Task brief: Count the lines below holding "Layer" and answer with that number only.

· · · ·

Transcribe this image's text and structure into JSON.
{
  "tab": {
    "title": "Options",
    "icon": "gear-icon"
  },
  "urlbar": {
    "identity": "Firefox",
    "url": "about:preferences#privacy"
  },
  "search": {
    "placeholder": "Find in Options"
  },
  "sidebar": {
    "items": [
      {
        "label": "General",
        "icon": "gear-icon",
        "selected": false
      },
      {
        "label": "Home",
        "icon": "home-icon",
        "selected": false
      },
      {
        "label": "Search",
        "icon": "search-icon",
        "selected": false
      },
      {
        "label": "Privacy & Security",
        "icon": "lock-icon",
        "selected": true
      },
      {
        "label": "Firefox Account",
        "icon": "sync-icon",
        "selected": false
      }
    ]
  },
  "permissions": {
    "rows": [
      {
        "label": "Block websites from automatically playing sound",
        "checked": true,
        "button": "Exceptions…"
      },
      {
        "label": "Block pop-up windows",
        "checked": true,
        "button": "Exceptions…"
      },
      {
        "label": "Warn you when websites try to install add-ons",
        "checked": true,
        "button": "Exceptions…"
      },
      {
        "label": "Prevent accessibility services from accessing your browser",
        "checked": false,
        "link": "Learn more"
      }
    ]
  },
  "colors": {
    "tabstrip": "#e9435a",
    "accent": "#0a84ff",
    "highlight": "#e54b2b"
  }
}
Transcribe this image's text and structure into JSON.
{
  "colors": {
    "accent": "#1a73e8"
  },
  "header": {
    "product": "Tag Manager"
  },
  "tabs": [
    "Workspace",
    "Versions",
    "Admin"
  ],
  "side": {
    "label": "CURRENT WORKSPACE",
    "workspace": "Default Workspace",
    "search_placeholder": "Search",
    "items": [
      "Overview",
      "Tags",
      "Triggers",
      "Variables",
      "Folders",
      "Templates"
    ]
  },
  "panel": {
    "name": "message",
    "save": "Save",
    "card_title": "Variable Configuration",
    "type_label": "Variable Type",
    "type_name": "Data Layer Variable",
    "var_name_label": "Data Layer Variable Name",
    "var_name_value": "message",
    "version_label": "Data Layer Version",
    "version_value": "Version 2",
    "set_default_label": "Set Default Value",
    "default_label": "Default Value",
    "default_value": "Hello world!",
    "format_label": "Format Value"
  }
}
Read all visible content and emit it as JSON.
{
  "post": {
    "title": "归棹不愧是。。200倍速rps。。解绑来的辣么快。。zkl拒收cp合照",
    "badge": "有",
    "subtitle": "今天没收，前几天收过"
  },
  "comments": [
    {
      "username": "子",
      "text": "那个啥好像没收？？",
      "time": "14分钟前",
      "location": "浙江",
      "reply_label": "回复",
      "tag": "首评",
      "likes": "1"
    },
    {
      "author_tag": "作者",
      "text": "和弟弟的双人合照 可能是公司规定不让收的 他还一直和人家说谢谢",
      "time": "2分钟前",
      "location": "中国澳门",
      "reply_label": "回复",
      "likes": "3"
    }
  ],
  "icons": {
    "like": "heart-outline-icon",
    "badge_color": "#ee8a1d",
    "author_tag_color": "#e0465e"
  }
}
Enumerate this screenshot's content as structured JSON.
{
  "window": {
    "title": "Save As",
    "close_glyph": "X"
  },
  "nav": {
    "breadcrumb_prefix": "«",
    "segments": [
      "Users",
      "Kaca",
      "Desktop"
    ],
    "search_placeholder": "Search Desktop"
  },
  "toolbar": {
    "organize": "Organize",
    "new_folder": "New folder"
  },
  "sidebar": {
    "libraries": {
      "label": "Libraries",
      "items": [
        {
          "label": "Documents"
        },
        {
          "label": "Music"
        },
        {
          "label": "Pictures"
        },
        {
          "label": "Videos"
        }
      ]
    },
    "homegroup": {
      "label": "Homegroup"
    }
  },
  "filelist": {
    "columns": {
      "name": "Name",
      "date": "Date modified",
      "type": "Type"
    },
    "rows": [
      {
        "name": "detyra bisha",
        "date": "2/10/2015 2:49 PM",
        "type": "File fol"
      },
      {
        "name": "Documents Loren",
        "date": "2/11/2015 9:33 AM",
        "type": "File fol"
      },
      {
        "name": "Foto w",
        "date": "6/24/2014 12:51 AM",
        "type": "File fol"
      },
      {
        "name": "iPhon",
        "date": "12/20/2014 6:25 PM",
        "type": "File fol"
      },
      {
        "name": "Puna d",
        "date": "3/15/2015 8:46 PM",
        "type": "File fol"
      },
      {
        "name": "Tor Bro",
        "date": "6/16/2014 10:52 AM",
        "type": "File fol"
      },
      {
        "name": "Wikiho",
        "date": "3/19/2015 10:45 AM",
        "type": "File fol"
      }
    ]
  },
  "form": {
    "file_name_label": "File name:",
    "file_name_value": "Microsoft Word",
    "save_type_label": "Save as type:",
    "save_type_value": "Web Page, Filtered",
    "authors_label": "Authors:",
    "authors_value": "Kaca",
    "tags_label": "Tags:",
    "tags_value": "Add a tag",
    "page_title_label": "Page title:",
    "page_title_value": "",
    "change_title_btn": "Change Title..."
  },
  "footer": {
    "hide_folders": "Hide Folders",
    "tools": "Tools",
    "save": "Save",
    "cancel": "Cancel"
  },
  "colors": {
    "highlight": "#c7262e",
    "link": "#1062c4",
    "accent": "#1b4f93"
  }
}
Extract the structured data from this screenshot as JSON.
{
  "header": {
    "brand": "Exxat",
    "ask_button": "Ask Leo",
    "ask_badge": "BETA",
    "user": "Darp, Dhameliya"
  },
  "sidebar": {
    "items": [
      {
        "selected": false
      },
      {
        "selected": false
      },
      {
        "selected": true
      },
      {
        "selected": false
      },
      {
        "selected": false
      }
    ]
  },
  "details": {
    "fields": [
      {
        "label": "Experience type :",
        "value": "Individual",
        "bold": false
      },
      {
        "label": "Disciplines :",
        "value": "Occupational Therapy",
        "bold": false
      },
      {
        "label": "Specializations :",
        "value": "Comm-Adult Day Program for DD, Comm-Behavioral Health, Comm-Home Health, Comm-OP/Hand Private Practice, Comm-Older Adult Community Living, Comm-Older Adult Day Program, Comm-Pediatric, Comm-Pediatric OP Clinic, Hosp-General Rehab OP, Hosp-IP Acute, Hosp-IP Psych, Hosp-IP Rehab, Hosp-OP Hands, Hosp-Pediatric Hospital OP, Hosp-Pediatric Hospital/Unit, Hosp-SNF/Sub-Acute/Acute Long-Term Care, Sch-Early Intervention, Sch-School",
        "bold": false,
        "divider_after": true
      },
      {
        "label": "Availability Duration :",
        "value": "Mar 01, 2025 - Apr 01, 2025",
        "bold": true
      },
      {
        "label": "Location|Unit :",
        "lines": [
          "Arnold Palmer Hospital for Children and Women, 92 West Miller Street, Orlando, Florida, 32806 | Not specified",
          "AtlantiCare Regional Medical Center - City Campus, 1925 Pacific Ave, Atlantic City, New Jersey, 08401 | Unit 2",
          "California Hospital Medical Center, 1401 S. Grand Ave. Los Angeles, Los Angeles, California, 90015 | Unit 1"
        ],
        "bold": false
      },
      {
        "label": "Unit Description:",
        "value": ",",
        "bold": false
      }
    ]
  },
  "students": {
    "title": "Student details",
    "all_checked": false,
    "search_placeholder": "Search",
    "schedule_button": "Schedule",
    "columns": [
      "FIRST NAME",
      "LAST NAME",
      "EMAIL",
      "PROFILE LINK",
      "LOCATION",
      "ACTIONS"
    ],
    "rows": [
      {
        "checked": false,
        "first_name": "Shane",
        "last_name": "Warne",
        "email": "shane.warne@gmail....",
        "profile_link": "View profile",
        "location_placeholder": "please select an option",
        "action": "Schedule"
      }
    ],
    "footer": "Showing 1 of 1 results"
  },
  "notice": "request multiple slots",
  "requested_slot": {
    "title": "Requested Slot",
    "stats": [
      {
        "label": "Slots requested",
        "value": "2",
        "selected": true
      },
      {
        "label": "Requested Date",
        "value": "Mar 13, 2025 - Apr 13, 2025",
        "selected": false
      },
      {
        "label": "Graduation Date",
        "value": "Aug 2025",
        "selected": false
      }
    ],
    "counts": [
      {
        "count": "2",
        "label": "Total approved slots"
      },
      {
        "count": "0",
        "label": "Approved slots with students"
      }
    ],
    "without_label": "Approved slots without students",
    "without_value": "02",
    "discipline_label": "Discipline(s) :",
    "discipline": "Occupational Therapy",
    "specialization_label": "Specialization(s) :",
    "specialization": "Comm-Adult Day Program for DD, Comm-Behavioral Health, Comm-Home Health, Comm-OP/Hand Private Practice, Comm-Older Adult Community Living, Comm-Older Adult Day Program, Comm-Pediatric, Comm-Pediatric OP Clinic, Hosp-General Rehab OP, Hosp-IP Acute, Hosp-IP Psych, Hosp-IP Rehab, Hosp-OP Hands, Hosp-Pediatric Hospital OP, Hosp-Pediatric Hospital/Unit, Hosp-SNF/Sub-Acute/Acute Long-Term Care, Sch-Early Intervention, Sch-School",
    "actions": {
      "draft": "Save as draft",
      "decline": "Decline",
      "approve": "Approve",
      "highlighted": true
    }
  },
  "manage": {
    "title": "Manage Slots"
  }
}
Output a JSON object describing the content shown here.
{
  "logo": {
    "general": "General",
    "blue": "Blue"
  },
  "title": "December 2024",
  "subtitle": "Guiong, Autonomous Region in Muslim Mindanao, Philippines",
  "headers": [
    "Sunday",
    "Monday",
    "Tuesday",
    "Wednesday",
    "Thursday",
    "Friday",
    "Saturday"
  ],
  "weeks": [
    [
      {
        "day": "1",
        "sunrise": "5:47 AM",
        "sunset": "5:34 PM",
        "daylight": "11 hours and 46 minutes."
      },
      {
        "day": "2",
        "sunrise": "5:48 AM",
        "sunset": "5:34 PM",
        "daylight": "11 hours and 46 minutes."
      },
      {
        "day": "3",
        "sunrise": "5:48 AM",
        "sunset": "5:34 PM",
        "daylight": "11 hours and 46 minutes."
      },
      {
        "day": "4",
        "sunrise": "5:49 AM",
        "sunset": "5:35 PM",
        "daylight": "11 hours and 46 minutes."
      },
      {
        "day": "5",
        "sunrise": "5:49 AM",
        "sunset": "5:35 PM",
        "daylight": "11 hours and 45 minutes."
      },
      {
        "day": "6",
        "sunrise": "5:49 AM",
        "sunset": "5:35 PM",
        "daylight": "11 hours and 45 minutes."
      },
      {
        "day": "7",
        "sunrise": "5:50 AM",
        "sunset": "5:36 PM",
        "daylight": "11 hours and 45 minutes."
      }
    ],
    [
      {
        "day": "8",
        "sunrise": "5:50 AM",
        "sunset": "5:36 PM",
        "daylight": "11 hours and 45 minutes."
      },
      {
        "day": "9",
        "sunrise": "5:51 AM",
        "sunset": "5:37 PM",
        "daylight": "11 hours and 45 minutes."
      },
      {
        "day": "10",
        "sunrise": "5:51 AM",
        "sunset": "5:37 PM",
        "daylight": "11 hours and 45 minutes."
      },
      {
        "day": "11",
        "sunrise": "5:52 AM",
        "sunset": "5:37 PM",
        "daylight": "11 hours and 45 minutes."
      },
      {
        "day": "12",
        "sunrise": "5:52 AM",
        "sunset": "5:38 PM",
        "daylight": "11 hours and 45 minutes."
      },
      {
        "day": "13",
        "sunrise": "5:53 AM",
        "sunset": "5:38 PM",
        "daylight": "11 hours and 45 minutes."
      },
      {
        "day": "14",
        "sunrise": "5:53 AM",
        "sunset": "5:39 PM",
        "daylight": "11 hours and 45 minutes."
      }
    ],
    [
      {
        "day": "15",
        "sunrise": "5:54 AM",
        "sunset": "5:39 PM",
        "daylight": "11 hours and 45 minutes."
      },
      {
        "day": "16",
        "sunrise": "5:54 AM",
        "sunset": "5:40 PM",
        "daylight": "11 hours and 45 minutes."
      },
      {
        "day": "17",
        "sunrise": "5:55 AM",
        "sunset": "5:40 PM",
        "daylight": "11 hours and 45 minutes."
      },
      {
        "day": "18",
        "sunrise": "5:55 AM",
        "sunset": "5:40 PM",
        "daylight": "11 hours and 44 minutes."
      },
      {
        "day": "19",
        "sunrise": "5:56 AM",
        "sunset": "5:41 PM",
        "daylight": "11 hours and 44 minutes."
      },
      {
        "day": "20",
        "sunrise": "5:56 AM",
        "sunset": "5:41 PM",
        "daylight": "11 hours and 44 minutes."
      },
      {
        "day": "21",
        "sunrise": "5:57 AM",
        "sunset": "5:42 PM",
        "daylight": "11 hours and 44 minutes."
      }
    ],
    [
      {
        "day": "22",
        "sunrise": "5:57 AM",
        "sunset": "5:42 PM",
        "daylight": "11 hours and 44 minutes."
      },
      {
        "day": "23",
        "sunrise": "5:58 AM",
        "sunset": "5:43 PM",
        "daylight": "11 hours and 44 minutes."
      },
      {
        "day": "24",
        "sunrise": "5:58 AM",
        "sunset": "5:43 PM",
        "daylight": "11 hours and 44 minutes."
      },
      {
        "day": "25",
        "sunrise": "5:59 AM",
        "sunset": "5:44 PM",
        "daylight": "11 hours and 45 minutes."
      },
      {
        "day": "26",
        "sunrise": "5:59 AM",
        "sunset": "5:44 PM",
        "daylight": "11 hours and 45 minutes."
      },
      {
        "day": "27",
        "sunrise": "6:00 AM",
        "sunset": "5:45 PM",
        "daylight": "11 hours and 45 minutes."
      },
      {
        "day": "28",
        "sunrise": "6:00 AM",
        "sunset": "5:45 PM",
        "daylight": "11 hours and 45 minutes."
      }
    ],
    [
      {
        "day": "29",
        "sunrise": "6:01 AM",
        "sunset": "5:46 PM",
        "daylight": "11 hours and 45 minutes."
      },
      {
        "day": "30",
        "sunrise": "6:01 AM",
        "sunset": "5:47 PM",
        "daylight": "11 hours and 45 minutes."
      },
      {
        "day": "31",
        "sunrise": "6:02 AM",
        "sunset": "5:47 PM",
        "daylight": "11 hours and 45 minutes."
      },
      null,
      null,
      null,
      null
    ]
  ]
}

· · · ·

Answer section: 3